2nd baby: You wear your regular clothes for as long as possible.
3rd baby: Your maternity clothes ARE your regular clothes.
Preparing for the Birth
1st baby: You practice your breathing
2nd baby: You donít bother practicing because you remember that last
time, breathing didnít do a thing.
3rd baby: You ask for an epidural in your 8th
1st baby: You pre-wash your newbornís clothes, color-coordinate them,
and fold them neatly in the babyís little bureau.
2nd baby: You check to make sure that the clothes
are clean and discard only the ones with the darkest stains.
3rd baby: Boys can wear pink, canít they?
1st baby: At the first sign of distress--a whimper, a frown--you pick
up the baby.
2nd baby: You pick the baby up when her wails threaten to wake your
3rd baby: You teach your 3-year-old how to rewind the mechanical swing.
1st baby: If the pacifier falls on the floor, you put it away until you can go home and wash and boil it.
2nd baby: When the pacifier falls on the floor, you squirt it off with some juice from the babyís bottle.
3rd baby: You wipe it off on your shirt and pop it back in.
1st baby: You change your babyís diapers every hour, whether they need it or not.
2nd baby: You change their diaper every 2 to 3 hours, if needed.
3rd baby: You try to change their diaper before others start to
complain about the smell or you see it sagging to their knees.
1st baby: You take your infant to Baby Gymnastics, Baby Swing, and Baby Story Hour.
2nd baby: You take your infant to Baby Gymnastics.
IN 1989, A LOS ANGELES TIMES JOURNALIST JANNY SCOTT TRIED [to explain evil], IN AN ARTICLE SHE WROTE IN GIL BAILIEíS BOOK ON THE LIFE AND EXECUTION OF SERIAL KILLER THEODORE BUNDY ENTITLED: VIOLENCE UNVEILED WHERE HER ARTICLE WAS QUOTED,ďTHE SCENE OUTSIDE THE STATE PRISON WAS THE WILDEST I HAD EVER WITNESSED. PARENTS BROUGHT CHILDREN, MEN BROUGHT WIVES. HUNDREDS OF REPORTERS CAMPED OUT IN A PASTURE. IT WAS LIKE A TAILGATE PARTY AT A NASCAR EVENT. WE ARE A VIOLENT SPECIES!!Ē
From Gene Edwardsí Sermon: Assassinating the Assassin
George Barna tells us that the emerging generation has no basic understanding of the Bible or even many of the stories of the Bible because their parents failed to teach them about the Lord and His Word.
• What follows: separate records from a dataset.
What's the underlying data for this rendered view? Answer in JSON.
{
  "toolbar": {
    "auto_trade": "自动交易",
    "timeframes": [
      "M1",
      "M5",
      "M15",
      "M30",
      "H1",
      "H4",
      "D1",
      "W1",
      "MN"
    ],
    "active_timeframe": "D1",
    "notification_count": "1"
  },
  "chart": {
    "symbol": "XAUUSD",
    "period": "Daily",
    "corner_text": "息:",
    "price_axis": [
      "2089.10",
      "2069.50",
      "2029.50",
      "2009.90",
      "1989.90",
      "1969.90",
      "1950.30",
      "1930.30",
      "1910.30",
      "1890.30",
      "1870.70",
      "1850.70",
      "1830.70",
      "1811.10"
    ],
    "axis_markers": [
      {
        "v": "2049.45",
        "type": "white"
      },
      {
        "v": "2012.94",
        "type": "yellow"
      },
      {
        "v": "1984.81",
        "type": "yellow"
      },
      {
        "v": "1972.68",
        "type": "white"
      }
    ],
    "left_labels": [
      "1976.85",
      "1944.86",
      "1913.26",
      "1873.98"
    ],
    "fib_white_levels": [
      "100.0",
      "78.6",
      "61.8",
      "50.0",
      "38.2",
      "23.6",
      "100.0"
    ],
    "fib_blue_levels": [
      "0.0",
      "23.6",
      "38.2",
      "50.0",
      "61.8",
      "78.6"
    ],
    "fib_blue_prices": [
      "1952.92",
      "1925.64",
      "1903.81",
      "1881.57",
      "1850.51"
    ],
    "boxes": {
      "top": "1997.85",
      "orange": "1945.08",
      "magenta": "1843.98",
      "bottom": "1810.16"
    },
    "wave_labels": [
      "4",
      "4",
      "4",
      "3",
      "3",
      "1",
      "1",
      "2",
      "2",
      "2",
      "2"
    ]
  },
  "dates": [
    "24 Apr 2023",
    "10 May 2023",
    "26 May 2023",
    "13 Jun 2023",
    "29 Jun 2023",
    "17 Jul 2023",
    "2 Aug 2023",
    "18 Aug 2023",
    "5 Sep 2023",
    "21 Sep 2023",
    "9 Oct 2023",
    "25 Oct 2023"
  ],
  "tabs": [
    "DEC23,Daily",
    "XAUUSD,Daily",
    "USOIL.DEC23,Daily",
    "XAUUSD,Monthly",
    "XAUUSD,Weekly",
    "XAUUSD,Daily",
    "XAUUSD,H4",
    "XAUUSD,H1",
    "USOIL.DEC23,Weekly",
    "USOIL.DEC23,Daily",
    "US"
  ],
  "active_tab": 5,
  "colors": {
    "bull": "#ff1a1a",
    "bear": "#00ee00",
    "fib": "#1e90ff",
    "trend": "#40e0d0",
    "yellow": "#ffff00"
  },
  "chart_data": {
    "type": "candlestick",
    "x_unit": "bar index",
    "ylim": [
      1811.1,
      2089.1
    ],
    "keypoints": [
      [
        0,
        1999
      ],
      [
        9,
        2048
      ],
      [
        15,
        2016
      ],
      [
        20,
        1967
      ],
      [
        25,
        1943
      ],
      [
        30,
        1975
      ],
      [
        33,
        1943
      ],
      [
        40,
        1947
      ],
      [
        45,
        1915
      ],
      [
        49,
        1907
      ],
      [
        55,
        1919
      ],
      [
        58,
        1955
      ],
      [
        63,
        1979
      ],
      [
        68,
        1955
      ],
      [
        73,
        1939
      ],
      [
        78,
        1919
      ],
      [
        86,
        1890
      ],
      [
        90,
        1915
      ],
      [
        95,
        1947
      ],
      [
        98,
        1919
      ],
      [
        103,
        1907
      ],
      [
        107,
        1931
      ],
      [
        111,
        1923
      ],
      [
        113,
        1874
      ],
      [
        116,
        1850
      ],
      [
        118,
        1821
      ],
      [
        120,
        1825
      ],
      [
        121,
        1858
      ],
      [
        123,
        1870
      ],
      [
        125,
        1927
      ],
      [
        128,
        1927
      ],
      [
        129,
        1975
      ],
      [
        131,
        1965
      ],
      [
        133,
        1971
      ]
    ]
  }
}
Their parents failed to take their kids to church and to role-model for their kids the value of church.